"If you are like most of the surgeons that Gawande tried to convince to use his checklist - or even like Gawande himself - you will think the checklist is beneath you.  Surely you are far too expert to need such a simplistic crutch.  But it's precisely because you are an expert and therefore have so many things to think about, that taking five minutes for the checklist can be so important.  We know from our own experience, and from that of many leaders we have spoken to, just how easy it is to become overwhelmed by the pressures of work and to lose track of those little successes that will eventually lead to that next breakthrough.  It's even easier to ignore those little setbacks that can derail." (Pages 172-3)

These insights align perfectly with similar points that are raised in the recently published "The Organized Mind" by Dr. Daniel J. Livitin.

White Rhino Report Review of "The Organized Mind"

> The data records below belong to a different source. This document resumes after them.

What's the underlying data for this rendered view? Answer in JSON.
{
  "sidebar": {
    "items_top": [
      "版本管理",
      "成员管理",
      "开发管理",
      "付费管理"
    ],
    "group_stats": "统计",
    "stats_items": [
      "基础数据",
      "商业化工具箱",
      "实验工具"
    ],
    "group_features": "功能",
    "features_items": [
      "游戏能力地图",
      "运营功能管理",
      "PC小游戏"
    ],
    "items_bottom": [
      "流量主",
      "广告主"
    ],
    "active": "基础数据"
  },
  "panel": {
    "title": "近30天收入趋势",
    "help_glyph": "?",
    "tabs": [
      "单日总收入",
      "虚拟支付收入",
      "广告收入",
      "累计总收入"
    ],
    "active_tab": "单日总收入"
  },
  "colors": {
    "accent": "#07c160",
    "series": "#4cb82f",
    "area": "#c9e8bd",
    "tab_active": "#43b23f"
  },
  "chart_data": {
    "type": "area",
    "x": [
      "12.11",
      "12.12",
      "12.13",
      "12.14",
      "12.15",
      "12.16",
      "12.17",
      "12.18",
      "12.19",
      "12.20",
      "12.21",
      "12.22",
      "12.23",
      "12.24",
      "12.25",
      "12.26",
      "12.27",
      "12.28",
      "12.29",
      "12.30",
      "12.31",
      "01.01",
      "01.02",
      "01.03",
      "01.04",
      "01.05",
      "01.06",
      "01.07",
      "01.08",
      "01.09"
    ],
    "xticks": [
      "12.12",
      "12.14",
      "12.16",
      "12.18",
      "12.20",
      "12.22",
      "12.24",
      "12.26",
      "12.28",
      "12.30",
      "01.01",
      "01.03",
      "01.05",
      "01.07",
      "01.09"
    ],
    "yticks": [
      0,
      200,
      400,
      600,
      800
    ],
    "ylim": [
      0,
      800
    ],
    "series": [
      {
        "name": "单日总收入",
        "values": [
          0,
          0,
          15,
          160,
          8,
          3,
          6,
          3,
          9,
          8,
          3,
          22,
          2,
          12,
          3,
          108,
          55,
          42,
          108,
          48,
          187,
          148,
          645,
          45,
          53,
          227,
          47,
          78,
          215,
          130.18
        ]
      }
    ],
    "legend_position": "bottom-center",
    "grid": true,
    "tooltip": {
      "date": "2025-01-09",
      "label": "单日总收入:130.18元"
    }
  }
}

He proposed that in an age of information overload, the more we can successfully outsource data to external tools and instruments - like checklists - the more we can make use of cognitive energy for important decision-making and creative thinking.  As a pilot, I was trained early in the game to use checklists to make sure that nothing was omitted in doing a pre-flight a inspection or a run through of all of the cockpit instruments prior to taxiing for takeoff.

In collecting and commenting on these anecdotes from a variety of companies, the authors have made a significant contribution to our understanding of the small daily steps that we can take in making ourselves and our colleagues more productive and more satisfied in our work as we make progress toward the completion of significant achievements.

This book will be a good addition to the personal and professional library of anyone who strives for excellence in their work.  I am off the the Post Office to send a copy of this book to a protegee working as a manger in a start-up company in New Orleans.



1 comment:

Anonymous said...

Susan Cain in QUIET talks about how working in teams can actually hinder the progress as it does not take into account the personality types of the individuals who comprise the team. That is just a simplified overview but I think it is an important work to consider when talking about teams.